I believe that the is/ought problem has been solved, and that it is both meaningful and necessary to talk about what it means to life a good life. You can read an articulation of my personal values system if you would like. This values system treats moral uncertainty as a feature. It may seem like a letdown because it doesn’t give concrete answers, nor does it argue that ‘there is no meaningful answer’ to the question of what is good. My personal value system argues that a meaningful answer to the question “what is good?” definitely exists, but that determining the right course of action in any situation, with certainty, is computationally intractable.
I believe a just world exists in the same sense that a closed form solution to the three body problem exists: it doesn’t. We can only approximate it. I believe each person’s moral conscience contains an encoded heuristic, a model of the good – which is noisy, lossy, and in need of continuous training.
Diversity is a naturally instrumental value, precisely because no one model of the good can be totally accurate. Empathy is essential, because it’s a natural strategy for learning from models that are different form my own. I believe every agent navigating the world, from a paramecium to a multinational corporation – even a virus – is a lossy model of the Good. I believe the entire tree of life is a massive ensemble of these models of the good, these approximations of a better world.
I believe we have moral duty to attempt to perform these approximations of the good, because in the absence of this moral effort, the world will degrade into increased misery. Our ancestors strove to improve the world, driven by visions of the good. They succeeded in making great progress towards this goal. I think it’s critical that we don’t stop trying to make more progress. If we aren’t guided by trying to accomplish impossible goals, I believe we will fail to make the real progress that is possible.
Self Empowerment as Instrumental Value

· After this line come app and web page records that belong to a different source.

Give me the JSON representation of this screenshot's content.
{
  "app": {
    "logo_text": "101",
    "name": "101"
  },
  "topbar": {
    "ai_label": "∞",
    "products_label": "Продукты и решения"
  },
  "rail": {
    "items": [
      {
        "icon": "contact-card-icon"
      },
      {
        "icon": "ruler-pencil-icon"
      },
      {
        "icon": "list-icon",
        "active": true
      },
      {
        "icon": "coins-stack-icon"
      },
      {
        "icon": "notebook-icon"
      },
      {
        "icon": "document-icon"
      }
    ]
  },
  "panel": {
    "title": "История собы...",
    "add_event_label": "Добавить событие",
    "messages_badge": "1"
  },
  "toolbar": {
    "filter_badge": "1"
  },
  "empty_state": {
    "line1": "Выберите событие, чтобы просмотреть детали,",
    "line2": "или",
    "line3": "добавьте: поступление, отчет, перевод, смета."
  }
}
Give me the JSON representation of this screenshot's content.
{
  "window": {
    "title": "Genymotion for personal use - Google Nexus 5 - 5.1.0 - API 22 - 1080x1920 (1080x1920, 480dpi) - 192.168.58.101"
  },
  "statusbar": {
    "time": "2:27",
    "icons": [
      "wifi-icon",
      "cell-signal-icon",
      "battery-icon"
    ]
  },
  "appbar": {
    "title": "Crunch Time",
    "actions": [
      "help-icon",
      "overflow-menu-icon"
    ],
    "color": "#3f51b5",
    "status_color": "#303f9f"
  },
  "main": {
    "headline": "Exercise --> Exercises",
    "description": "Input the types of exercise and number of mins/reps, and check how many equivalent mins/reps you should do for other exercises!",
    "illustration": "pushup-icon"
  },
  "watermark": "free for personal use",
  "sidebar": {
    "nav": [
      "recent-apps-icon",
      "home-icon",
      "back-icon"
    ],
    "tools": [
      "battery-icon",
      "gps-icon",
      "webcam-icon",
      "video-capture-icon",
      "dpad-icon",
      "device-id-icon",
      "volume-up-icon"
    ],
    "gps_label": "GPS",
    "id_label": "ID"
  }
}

And yet even though, in many cases, it is impossible for us to know what the right course of action is, it is often substantially easier to determine what the right course of action is, than it is to actually do the right thing.
We all know we should eat healthier, exercise more, and spend less time arguing with strangers on the internet. But why don’t we?
I think our failures to act on what we know is good is primarily because of computational limits – not just those of human hardware, but the theoretical limits on any system of hardware that uses models to compute likely futures, and to select course of action that advance the probability that certain desired futures will occur.
For a simple example here, I should be present and empathetic towards everyone in my life. But i only have so much time and energy. How can I balance these among all the different people I could be helping? And what about time for myself? If I don’t take time to relax, I’ll get burned out, I’ll be unable to help as much, and I might even make things worse by losing my temper with people I love. Computing the optimal balance there is likely impossible. But I still think it’s important to try. I think trying to my best to solve this unsolvable problem is both the definition of living a good life, and an explanation for why suffering and misery exist in the world: a just world is computationally intractable; we can only approximate it.
I think living a good life means trying to solve an online maximization problem: in each moment, which course of action can I take which maximizes overall goodness in the world?
Personal Development Goal
So my ability to do good in the world is constrained not merely by my capability to understand what is good, but also by the fact that I have limits and flaws. I get tired and stressed and burned out. I worry about things I can’t control. I sometimes make plans and don’t follow through with them.
I’m human. My goal is to turn myself into a machine.
The primary constraint on my ability to do good is that I often feel tired, or anxious, or stressed or angry. Feelings come from beliefs: if you feel good upon receiving a million dollars, this is obviously not an evolved response. That feeling must be because of your beliefs about what those dollars mean.
I want infinite emotional energy. To this end, I want to construct a system of beliefs that acts like a perpetual emotional energy machine. I want to develop a mindset and system of practices that cause my brain to continuously generate a positive emotional signal. I want this machine to rapidly inhibit negative emotional signals, while still reacting to the real threats they (sometimes) represent. I want this machine driving my body forward towards being more kind, more caring, more present, and more capable of dealing with the ever larger problems as I face as I grow and develop and become more capable. The more capable I have become in navigating the world, the more often people have come to me for help. It has been painful to accept that I cannot help everyone that I would like to. I want to help more.
Where tradeoffs exists, I wish to harness them mindfully – borrowing energy only where doing so is strictly necessary, and then giving myself time to recover whenever that’s necessary as well. I want to be hard enough on myself to avoid being lazy, but not so hard on myself that i feel burned out, stressed, and exhausted.
I understand that this goal is impossible. As I said above, I believe that if I’m not trying for impossible goals, I think I will fail to maximize my capability to add to the goodness in the world. Even though I can’t accomplish this goal, I believe I can approximate this machine ever more closely. The way the dopaminergenic reward system works, all I need to do is continually make progress towards this impossible goal, and I will feel good, which will enable me to do more good in the world.
I hope you’ll join me.